Jacob Barnard, MJLST Staffer
In the 1970’s, hundreds of millions of people starved to death – 65 million of them Americans. In the 1980’s, world oil production peaked and it was soon followed by the depletion of all available sources of lead, zinc, tin gold, and silver in 1990. To make matters worse, all computers stopped working on January 1, 2000. Fortunately, we were all put out of our misery when the world ended on December 21, 2012.
But now, after all of that, we must face a new threat. This one comes in the form of (killer)robots. That is correct; now, in addition to immigrants and other countries, robots are stealing our jobs.
Of course, this is not an entirely new threat. The industrial revolution threatened farmers through advancements in agricultural productivity, as well as increasing worker productivity in general. Yet, as economist Walter Williams explains, this was never actually a problem. In the United States, farmers were 90% of the labor force in 1790, but this decreased to 41% in 1900 (and is down to under 3% currently). All this means, however, is that increases in productivity allowed individuals who would have otherwise been farmers to seek employment in other fields (no pun intended).

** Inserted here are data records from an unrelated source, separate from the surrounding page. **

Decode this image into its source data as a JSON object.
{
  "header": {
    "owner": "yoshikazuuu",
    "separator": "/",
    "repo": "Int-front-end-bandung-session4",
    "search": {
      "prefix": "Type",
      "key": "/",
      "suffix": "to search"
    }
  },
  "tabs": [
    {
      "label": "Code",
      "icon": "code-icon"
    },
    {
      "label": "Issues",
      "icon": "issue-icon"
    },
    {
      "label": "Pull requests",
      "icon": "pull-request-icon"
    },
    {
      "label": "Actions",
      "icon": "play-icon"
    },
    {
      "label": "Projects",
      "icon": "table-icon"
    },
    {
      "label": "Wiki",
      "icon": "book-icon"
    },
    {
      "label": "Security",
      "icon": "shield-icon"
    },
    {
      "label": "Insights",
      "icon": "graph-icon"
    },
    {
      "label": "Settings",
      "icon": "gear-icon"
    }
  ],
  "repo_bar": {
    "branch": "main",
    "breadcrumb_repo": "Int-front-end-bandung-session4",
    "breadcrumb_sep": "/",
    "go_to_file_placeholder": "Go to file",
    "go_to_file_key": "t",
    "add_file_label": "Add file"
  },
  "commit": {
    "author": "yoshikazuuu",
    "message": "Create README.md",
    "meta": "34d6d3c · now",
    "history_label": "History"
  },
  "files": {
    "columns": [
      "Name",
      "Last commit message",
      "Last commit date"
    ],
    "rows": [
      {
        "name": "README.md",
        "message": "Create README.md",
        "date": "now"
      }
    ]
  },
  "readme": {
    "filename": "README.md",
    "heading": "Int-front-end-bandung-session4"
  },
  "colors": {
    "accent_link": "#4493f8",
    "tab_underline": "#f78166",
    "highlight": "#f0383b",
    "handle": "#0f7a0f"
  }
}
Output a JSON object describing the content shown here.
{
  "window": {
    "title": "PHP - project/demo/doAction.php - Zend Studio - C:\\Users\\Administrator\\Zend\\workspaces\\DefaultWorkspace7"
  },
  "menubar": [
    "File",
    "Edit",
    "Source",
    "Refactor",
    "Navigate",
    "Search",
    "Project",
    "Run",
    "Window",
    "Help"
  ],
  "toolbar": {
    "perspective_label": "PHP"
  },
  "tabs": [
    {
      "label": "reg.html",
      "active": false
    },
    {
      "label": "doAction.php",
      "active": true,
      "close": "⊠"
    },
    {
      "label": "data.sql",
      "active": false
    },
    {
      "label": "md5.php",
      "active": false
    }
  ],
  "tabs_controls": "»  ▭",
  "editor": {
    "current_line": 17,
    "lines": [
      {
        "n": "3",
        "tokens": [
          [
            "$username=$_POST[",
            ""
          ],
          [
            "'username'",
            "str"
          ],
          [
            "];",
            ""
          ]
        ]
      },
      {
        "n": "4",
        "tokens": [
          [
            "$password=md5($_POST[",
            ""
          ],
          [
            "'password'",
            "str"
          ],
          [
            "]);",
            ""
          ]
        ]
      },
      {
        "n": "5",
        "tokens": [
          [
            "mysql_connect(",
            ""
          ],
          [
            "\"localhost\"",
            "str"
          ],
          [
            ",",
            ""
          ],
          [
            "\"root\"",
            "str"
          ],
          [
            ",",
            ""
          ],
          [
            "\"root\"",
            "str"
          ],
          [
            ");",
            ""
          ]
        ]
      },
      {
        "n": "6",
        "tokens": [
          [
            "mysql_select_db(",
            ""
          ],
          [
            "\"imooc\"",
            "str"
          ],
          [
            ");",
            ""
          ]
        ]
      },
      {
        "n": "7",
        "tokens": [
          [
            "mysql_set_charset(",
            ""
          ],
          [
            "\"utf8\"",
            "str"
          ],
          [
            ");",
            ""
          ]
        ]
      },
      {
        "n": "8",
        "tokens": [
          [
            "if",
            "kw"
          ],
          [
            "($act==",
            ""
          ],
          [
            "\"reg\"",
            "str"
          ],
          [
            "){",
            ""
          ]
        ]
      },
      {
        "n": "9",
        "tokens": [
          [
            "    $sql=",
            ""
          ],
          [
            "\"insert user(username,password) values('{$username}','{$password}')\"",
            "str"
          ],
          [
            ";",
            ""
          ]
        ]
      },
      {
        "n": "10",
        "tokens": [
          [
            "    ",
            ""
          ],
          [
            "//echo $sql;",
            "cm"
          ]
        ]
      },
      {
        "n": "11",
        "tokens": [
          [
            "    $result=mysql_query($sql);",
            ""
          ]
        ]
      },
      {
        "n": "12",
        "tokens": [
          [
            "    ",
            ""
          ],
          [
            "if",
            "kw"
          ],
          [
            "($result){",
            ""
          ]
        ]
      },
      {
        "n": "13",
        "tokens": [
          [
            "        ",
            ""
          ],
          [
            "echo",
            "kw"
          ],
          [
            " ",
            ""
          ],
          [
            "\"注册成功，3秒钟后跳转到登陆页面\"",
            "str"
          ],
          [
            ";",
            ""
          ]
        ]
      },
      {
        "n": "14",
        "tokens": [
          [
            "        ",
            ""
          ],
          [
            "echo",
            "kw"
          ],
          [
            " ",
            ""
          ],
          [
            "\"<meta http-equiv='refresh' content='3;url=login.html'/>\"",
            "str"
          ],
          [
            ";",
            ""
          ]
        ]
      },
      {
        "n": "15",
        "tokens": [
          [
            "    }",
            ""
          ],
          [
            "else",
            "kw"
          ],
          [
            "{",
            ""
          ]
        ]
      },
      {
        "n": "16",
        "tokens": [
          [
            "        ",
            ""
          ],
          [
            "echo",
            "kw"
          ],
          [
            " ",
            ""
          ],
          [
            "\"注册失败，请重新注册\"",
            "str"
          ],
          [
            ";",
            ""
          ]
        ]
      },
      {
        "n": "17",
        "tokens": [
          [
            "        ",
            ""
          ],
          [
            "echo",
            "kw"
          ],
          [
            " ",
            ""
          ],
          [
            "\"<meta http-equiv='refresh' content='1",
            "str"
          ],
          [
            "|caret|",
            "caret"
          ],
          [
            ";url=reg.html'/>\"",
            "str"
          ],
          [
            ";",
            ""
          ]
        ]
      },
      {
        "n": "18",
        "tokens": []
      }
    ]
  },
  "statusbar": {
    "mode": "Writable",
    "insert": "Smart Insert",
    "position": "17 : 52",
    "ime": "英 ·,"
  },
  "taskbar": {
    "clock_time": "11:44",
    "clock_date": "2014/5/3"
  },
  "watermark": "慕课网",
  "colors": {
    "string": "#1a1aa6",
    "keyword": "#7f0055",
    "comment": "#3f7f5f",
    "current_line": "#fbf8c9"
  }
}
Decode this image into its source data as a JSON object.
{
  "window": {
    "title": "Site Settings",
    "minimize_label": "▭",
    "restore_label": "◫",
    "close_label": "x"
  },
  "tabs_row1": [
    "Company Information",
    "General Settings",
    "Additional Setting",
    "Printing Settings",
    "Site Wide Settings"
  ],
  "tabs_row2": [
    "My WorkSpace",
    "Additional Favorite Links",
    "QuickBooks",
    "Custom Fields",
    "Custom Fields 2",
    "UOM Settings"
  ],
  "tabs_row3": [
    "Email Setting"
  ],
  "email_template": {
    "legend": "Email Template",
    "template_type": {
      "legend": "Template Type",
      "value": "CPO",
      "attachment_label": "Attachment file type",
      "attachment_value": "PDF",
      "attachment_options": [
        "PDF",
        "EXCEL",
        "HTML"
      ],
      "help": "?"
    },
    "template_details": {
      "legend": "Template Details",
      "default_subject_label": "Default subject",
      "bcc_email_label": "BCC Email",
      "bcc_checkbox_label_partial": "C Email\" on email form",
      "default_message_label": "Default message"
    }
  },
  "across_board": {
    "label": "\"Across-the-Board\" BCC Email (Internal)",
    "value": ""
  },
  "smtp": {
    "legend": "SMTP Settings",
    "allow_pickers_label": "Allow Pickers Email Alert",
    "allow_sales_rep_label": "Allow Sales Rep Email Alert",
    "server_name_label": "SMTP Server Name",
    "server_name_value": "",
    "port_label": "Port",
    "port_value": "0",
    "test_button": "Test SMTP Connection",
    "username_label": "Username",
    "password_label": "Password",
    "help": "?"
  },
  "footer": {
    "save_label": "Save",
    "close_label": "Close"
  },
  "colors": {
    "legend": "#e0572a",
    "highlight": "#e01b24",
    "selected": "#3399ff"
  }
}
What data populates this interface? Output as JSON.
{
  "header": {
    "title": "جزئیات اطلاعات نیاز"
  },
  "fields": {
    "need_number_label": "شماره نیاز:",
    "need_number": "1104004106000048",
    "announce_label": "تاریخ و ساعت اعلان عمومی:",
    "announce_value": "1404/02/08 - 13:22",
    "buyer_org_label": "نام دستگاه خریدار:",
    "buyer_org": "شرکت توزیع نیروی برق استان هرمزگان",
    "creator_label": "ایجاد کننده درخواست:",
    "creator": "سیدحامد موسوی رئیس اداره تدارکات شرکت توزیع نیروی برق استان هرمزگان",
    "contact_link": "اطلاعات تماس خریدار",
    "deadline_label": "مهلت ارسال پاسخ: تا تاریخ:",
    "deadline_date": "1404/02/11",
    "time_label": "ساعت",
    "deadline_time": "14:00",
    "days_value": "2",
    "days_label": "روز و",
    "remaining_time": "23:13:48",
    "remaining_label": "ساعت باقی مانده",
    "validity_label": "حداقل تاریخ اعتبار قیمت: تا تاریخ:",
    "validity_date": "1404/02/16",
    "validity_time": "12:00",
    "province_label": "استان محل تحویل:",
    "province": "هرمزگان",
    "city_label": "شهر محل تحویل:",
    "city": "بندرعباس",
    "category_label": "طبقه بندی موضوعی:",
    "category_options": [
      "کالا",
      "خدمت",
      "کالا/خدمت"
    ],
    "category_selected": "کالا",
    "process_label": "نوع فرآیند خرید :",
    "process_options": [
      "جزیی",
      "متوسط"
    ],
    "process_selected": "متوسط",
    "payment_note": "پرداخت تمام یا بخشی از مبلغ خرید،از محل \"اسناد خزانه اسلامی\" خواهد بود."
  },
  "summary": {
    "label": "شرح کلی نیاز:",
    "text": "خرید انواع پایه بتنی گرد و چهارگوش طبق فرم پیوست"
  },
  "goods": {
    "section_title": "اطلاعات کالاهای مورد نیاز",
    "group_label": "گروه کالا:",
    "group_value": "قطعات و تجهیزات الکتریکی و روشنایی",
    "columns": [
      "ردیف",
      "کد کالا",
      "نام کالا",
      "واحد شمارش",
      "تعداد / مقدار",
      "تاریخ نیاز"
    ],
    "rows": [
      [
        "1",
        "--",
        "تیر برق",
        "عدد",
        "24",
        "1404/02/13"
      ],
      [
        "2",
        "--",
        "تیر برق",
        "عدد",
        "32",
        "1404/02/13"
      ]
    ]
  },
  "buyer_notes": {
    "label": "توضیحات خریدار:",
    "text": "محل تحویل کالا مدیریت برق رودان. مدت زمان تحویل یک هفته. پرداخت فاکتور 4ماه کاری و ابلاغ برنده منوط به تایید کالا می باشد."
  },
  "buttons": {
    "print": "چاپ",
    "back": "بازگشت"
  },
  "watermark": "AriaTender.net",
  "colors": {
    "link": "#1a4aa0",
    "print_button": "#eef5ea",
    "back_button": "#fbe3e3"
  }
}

Say’s law, commonly misunderstood as “supply creates its own demand,” can be more correctly understood through the insight of W.H. Hutt: “All power to demand is derived from production and supply. . . . The process of supplying—i.e., the production and appropriate pricing of services or assets for replacement or growth—keeps the flow of demands flowing steadily or expanding.” As each person becomes more productive, therefore, they are able to demand more in return for their increased production, which allows others to maintain their employment as well.
Empirical studies on the current effects of automation support this view of the situation as well. A 2017 study by Greggory, Salomons, and Zierahn with the Mannheim Centre for European Economic Research found that routine-replacing technological change accounted for a net increase in labor demand of about 11.6 million jobs across 27 EU countries from 1999-2010 (in comparison to a total growth of 23 million jobs over the same period). In 2015, Graetz and Michaels, working with the Centre for Economic Performance, found “the increased use of robots raised countries’ average growth rates by about 0.37 percentage points. We also find that robots increased both wages and total factor productivity. While robots had no significant effect on total hours worked, there is some evidence that they reduced the hours of both low-skilled and middle-skilled workers.”
This last point is what may create an actual problem. Automation is unlikely to eliminate employment as we know it, but it will likely require a shift away from low-skilled labor. Like the farmers of the 18th and 19th centuries, many low-skilled workers may find their specific jobs being eliminated in favor of more technical employment. If people are given incentive to avoid this shift, it may result in unnecessary hardship for low-skilled workers.
Predictably, this has led some to advocate exactly that. A universal basic income, as suggested by Elon Musk and others fearing a robot takeover, would only give low-skilled workers greater incentive to avoid investing in their educations, slowing the increase in human capital that would maintain high levels of employment as automation becomes more prevalent.
A more reasonable policy recommendation would be to amend the tax code to reduce the disincentive to enter new fields of employment. Currently, education expenses for entering a new trade or business are not deductible. In addition, expenses incurred seeking employment in fields other than an employee’s current trade or business are not deductible because they are not “carrying on” the trade or business when they incur the expense. Simply allowing these two deductions would make it easier for workers to adapt to the changing demands of an evolving economy.
Even if these changes are not enough and the Luddites are correct about robots stealing all of our jobs, there still would not be a problem because there will be plenty of lucrative work available as robot-smashers.